Confidence Means Skepticism of ADAS

The latest poll from PEMCO Mutual Insurance finds that despite the steady proliferation of new vehicle safety features and technology, more than half of Northwest residents think drivers today actually need to be more skilled behind the wheel than they needed to be 10 years ago.

There’s no debating that vehicle safety technology – such as backup cameras, blind-spot protection and lane departure warning – are designed to aid drivers and keep those inside and outside of the vehicle safe. However, this month’s PEMCO Insurance Northwest Poll found that while 9 out of 10 residents (93%) say those features are at least somewhat helpful, more than half of respondents (58%) think that mastering the skills necessary to drive a vehicle today is harder than it was a decade ago.

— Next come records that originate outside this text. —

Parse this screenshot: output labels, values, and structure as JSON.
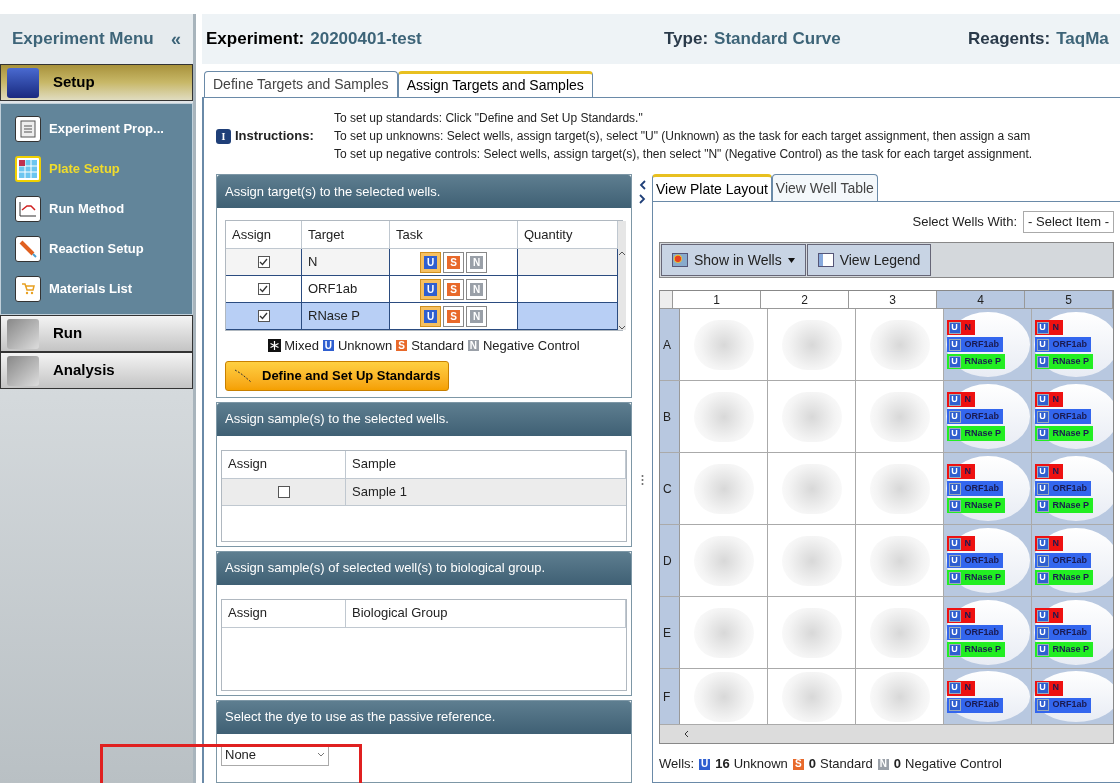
{
  "sidebar": {
    "title": "Experiment Menu",
    "collapse": "«",
    "sections": [
      {
        "label": "Setup",
        "expanded": true,
        "items": [
          {
            "label": "Experiment Prop...",
            "selected": false
          },
          {
            "label": "Plate Setup",
            "selected": true
          },
          {
            "label": "Run Method",
            "selected": false
          },
          {
            "label": "Reaction Setup",
            "selected": false
          },
          {
            "label": "Materials List",
            "selected": false
          }
        ]
      },
      {
        "label": "Run",
        "expanded": false
      },
      {
        "label": "Analysis",
        "expanded": false
      }
    ]
  },
  "header": {
    "fields": [
      {
        "label": "Experiment:",
        "value": "20200401-test"
      },
      {
        "label": "Type:",
        "value": "Standard Curve"
      },
      {
        "label": "Reagents:",
        "value": "TaqMa"
      }
    ]
  },
  "tabs": [
    {
      "label": "Define Targets and Samples",
      "selected": false
    },
    {
      "label": "Assign Targets and Samples",
      "selected": true
    }
  ],
  "instructions": {
    "icon": "I",
    "label": "Instructions:",
    "lines": [
      "To set up standards: Click \"Define and Set Up Standards.\"",
      "To set up unknowns: Select wells, assign target(s), select \"U\" (Unknown) as the task for each target assignment, then assign a sam",
      "To set up negative controls: Select wells, assign target(s), then select \"N\" (Negative Control) as the task for each target assignment."
    ]
  },
  "targets_panel": {
    "title": "Assign target(s) to the selected wells.",
    "columns": [
      "Assign",
      "Target",
      "Task",
      "Quantity"
    ],
    "rows": [
      {
        "checked": true,
        "target": "N",
        "selected": false,
        "tasks": [
          {
            "kind": "unknown",
            "label": "U",
            "selected": true
          },
          {
            "kind": "standard",
            "label": "S",
            "selected": false
          },
          {
            "kind": "negative",
            "label": "N",
            "selected": false
          }
        ]
      },
      {
        "checked": true,
        "target": "ORF1ab",
        "selected": false,
        "tasks": [
          {
            "kind": "unknown",
            "label": "U",
            "selected": true
          },
          {
            "kind": "standard",
            "label": "S",
            "selected": false
          },
          {
            "kind": "negative",
            "label": "N",
            "selected": false
          }
        ]
      },
      {
        "checked": true,
        "target": "RNase P",
        "selected": true,
        "tasks": [
          {
            "kind": "unknown",
            "label": "U",
            "selected": true
          },
          {
            "kind": "standard",
            "label": "S",
            "selected": false
          },
          {
            "kind": "negative",
            "label": "N",
            "selected": false
          }
        ]
      }
    ],
    "legend": [
      {
        "kind": "mixed",
        "label": "Mixed"
      },
      {
        "kind": "unknown",
        "badge": "U",
        "label": "Unknown"
      },
      {
        "kind": "standard",
        "badge": "S",
        "label": "Standard"
      },
      {
        "kind": "negative",
        "badge": "N",
        "label": "Negative Control"
      }
    ],
    "button": "Define and Set Up Standards"
  },
  "samples_panel": {
    "title": "Assign sample(s) to the selected wells.",
    "columns": [
      "Assign",
      "Sample"
    ],
    "rows": [
      {
        "checked": false,
        "sample": "Sample 1",
        "selected": true
      }
    ]
  },
  "group_panel": {
    "title": "Assign sample(s) of selected well(s) to biological group.",
    "columns": [
      "Assign",
      "Biological Group"
    ]
  },
  "reference_panel": {
    "title": "Select the dye to use as the passive reference.",
    "value": "None"
  },
  "plate": {
    "tabs": [
      {
        "label": "View Plate Layout",
        "selected": true
      },
      {
        "label": "View Well Table",
        "selected": false
      }
    ],
    "select_wells": {
      "label": "Select Wells With:",
      "value": "- Select Item -"
    },
    "toolbar": [
      {
        "kind": "dropdown",
        "label": "Show in Wells"
      },
      {
        "kind": "button",
        "label": "View Legend"
      }
    ],
    "columns": [
      {
        "label": "1",
        "selected": false
      },
      {
        "label": "2",
        "selected": false
      },
      {
        "label": "3",
        "selected": false
      },
      {
        "label": "4",
        "selected": true
      },
      {
        "label": "5",
        "selected": true
      }
    ],
    "rows": [
      {
        "label": "A",
        "wells": [
          {
            "kind": "empty"
          },
          {
            "kind": "empty"
          },
          {
            "kind": "empty"
          },
          {
            "kind": "assigned",
            "targets": [
              {
                "task": "U",
                "name": "N",
                "color": "#ee1111"
              },
              {
                "task": "U",
                "name": "ORF1ab",
                "color": "#3366ee"
              },
              {
                "task": "U",
                "name": "RNase P",
                "color": "#22ee22"
              }
            ]
          },
          {
            "kind": "assigned",
            "targets": [
              {
                "task": "U",
                "name": "N",
                "color": "#ee1111"
              },
              {
                "task": "U",
                "name": "ORF1ab",
                "color": "#3366ee"
              },
              {
                "task": "U",
                "name": "RNase P",
                "color": "#22ee22"
              }
            ]
          }
        ]
      },
      {
        "label": "B",
        "wells": [
          {
            "kind": "empty"
          },
          {
            "kind": "empty"
          },
          {
            "kind": "empty"
          },
          {
            "kind": "assigned",
            "targets": [
              {
                "task": "U",
                "name": "N",
                "color": "#ee1111"
              },
              {
                "task": "U",
                "name": "ORF1ab",
                "color": "#3366ee"
              },
              {
                "task": "U",
                "name": "RNase P",
                "color": "#22ee22"
              }
            ]
          },
          {
            "kind": "assigned",
            "targets": [
              {
                "task": "U",
                "name": "N",
                "color": "#ee1111"
              },
              {
                "task": "U",
                "name": "ORF1ab",
                "color": "#3366ee"
              },
              {
                "task": "U",
                "name": "RNase P",
                "color": "#22ee22"
              }
            ]
          }
        ]
      },
      {
        "label": "C",
        "wells": [
          {
            "kind": "empty"
          },
          {
            "kind": "empty"
          },
          {
            "kind": "empty"
          },
          {
            "kind": "assigned",
            "targets": [
              {
                "task": "U",
                "name": "N",
                "color": "#ee1111"
              },
              {
                "task": "U",
                "name": "ORF1ab",
                "color": "#3366ee"
              },
              {
                "task": "U",
                "name": "RNase P",
                "color": "#22ee22"
              }
            ]
          },
          {
            "kind": "assigned",
            "targets": [
              {
                "task": "U",
                "name": "N",
                "color": "#ee1111"
              },
              {
                "task": "U",
                "name": "ORF1ab",
                "color": "#3366ee"
              },
              {
                "task": "U",
                "name": "RNase P",
                "color": "#22ee22"
              }
            ]
          }
        ]
      },
      {
        "label": "D",
        "wells": [
          {
            "kind": "empty"
          },
          {
            "kind": "empty"
          },
          {
            "kind": "empty"
          },
          {
            "kind": "assigned",
            "targets": [
              {
                "task": "U",
                "name": "N",
                "color": "#ee1111"
              },
              {
                "task": "U",
                "name": "ORF1ab",
                "color": "#3366ee"
              },
              {
                "task": "U",
                "name": "RNase P",
                "color": "#22ee22"
              }
            ]
          },
          {
            "kind": "assigned",
            "targets": [
              {
                "task": "U",
                "name": "N",
                "color": "#ee1111"
              },
              {
                "task": "U",
                "name": "ORF1ab",
                "color": "#3366ee"
              },
              {
                "task": "U",
                "name": "RNase P",
                "color": "#22ee22"
              }
            ]
          }
        ]
      },
      {
        "label": "E",
        "wells": [
          {
            "kind": "empty"
          },
          {
            "kind": "empty"
          },
          {
            "kind": "empty"
          },
          {
            "kind": "assigned",
            "targets": [
              {
                "task": "U",
                "name": "N",
                "color": "#ee1111"
              },
              {
                "task": "U",
                "name": "ORF1ab",
                "color": "#3366ee"
              },
              {
                "task": "U",
                "name": "RNase P",
                "color": "#22ee22"
              }
            ]
          },
          {
            "kind": "assigned",
            "targets": [
              {
                "task": "U",
                "name": "N",
                "color": "#ee1111"
              },
              {
                "task": "U",
                "name": "ORF1ab",
                "color": "#3366ee"
              },
              {
                "task": "U",
                "name": "RNase P",
                "color": "#22ee22"
              }
            ]
          }
        ]
      },
      {
        "label": "F",
        "wells": [
          {
            "kind": "empty"
          },
          {
            "kind": "empty"
          },
          {
            "kind": "empty"
          },
          {
            "kind": "assigned",
            "targets": [
              {
                "task": "U",
                "name": "N",
                "color": "#ee1111"
              },
              {
                "task": "U",
                "name": "ORF1ab",
                "color": "#3366ee"
              }
            ]
          },
          {
            "kind": "assigned",
            "targets": [
              {
                "task": "U",
                "name": "N",
                "color": "#ee1111"
              },
              {
                "task": "U",
                "name": "ORF1ab",
                "color": "#3366ee"
              }
            ]
          }
        ]
      }
    ]
  },
  "footer": {
    "label": "Wells:",
    "counts": [
      {
        "kind": "unknown",
        "badge": "U",
        "count": "16",
        "label": "Unknown"
      },
      {
        "kind": "standard",
        "badge": "S",
        "count": "0",
        "label": "Standard"
      },
      {
        "kind": "negative",
        "badge": "N",
        "count": "0",
        "label": "Negative Control"
      }
    ]
  }
}
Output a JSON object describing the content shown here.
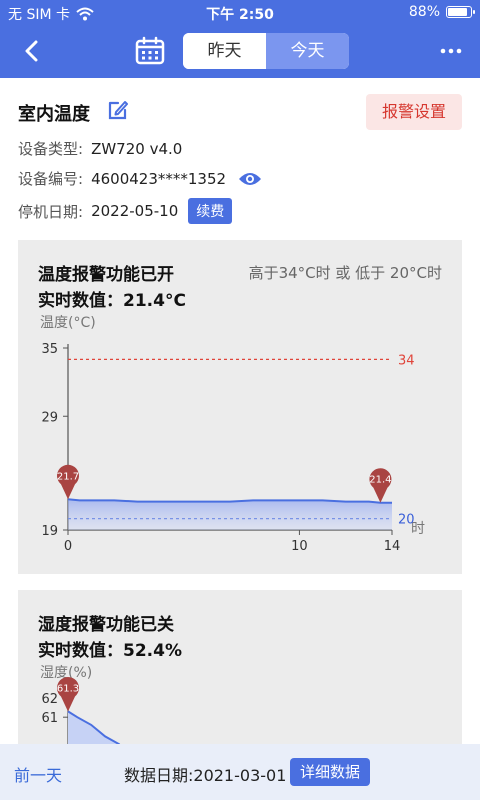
{
  "status_bar": {
    "carrier": "无 SIM 卡",
    "time": "下午 2:50",
    "battery": "88%",
    "battery_level": 0.88
  },
  "nav": {
    "tabs": [
      {
        "label": "昨天",
        "active": false
      },
      {
        "label": "今天",
        "active": true
      }
    ]
  },
  "device": {
    "name": "室内温度",
    "alarm_button": "报警设置",
    "type_label": "设备类型:",
    "type_value": "ZW720 v4.0",
    "id_label": "设备编号:",
    "id_value": "4600423****1352",
    "stop_label": "停机日期:",
    "stop_value": "2022-05-10",
    "renew_button": "续费"
  },
  "temperature_panel": {
    "title": "温度报警功能已开",
    "range_text": "高于34°C时 或 低于 20°C时",
    "value_text": "实时数值：21.4°C",
    "chart_data": {
      "type": "line",
      "ylabel": "温度(°C)",
      "xlabel": "时",
      "ylim": [
        19,
        35
      ],
      "xlim": [
        0,
        14
      ],
      "y_ticks": [
        "35",
        "29",
        "19"
      ],
      "x_ticks": [
        "0",
        "10",
        "14"
      ],
      "upper_threshold": 34,
      "lower_threshold": 20,
      "upper_label": "34",
      "lower_label": "20",
      "points": [
        [
          0,
          21.7
        ],
        [
          0.5,
          21.6
        ],
        [
          1,
          21.6
        ],
        [
          2,
          21.6
        ],
        [
          3,
          21.5
        ],
        [
          4,
          21.5
        ],
        [
          5,
          21.5
        ],
        [
          6,
          21.5
        ],
        [
          7,
          21.5
        ],
        [
          8,
          21.6
        ],
        [
          9,
          21.6
        ],
        [
          10,
          21.6
        ],
        [
          11,
          21.6
        ],
        [
          12,
          21.5
        ],
        [
          13,
          21.5
        ],
        [
          13.5,
          21.4
        ],
        [
          14,
          21.4
        ]
      ],
      "markers": [
        {
          "x": 0,
          "y": 21.7,
          "label": "21.7"
        },
        {
          "x": 13.5,
          "y": 21.4,
          "label": "21.4"
        }
      ],
      "colors": {
        "line": "#4a6fe0",
        "upper": "#e0443a",
        "lower": "#3a5fd8",
        "marker": "#a94442"
      }
    }
  },
  "humidity_panel": {
    "title": "湿度报警功能已关",
    "value_text": "实时数值：52.4%",
    "chart_data": {
      "type": "line",
      "ylabel": "湿度(%)",
      "y_ticks": [
        "62",
        "61"
      ],
      "ylim": [
        52,
        62
      ],
      "points": [
        [
          0,
          61.3
        ],
        [
          0.4,
          61.0
        ],
        [
          1.0,
          60.6
        ],
        [
          1.6,
          60.0
        ],
        [
          2.2,
          59.6
        ],
        [
          2.6,
          59.0
        ],
        [
          3.0,
          58.6
        ]
      ],
      "markers": [
        {
          "x": 0,
          "y": 61.3,
          "label": "61.3"
        }
      ],
      "colors": {
        "line": "#4a6fe0",
        "marker": "#a94442"
      }
    }
  },
  "bottom_bar": {
    "prev_day": "前一天",
    "data_date": "数据日期:2021-03-01",
    "detail_button": "详细数据"
  }
}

“Even with the latest safety features, it seems that this poll is telling us that being a defensive driver is more important than ever. Rising populations mean more cars are on the road, and technology like cell phones can both help and hinder – the upshot is that today’s realities require all of us to be on alert behind the wheel,” said Derek Wing, PEMCO Insurance spokesperson.

The PEMCO poll went on to find that of drivers who have at least one newer safety feature in their vehicle, two-thirds (69%) say they rely on them while driving. However, even more – 78% – say that they’re very confident they could drive just as well without them.

That confidence could explain a certain amount of skepticism shared by drivers when it comes to trust in the features intended to keep them safe. In fact, a new study from the Insurance Institute of Highway Safety (IIHS) on automated lane-centering systems found that current systems designed to keep vehicles from drifting out of their lane don’t work well enough to inspire trust in the drivers operating them.

On average, IIHS found that drivers were mostly neutral about whether automation improved the overall driving experience, partly because drivers didn’t feel that the systems drove like they do when they’re in control.

Northwest drivers seem to agree. According to the PEMCO poll, respondents count lane departure warning systems among the least helpful safety features – just 5% would consider it a car’s most helpful safety feature. Instead, a majority of respondents said that the backup camera and blind-spot protection are among the top – 32% and 29%, respectively, consider those the most valuable vehicle safety features.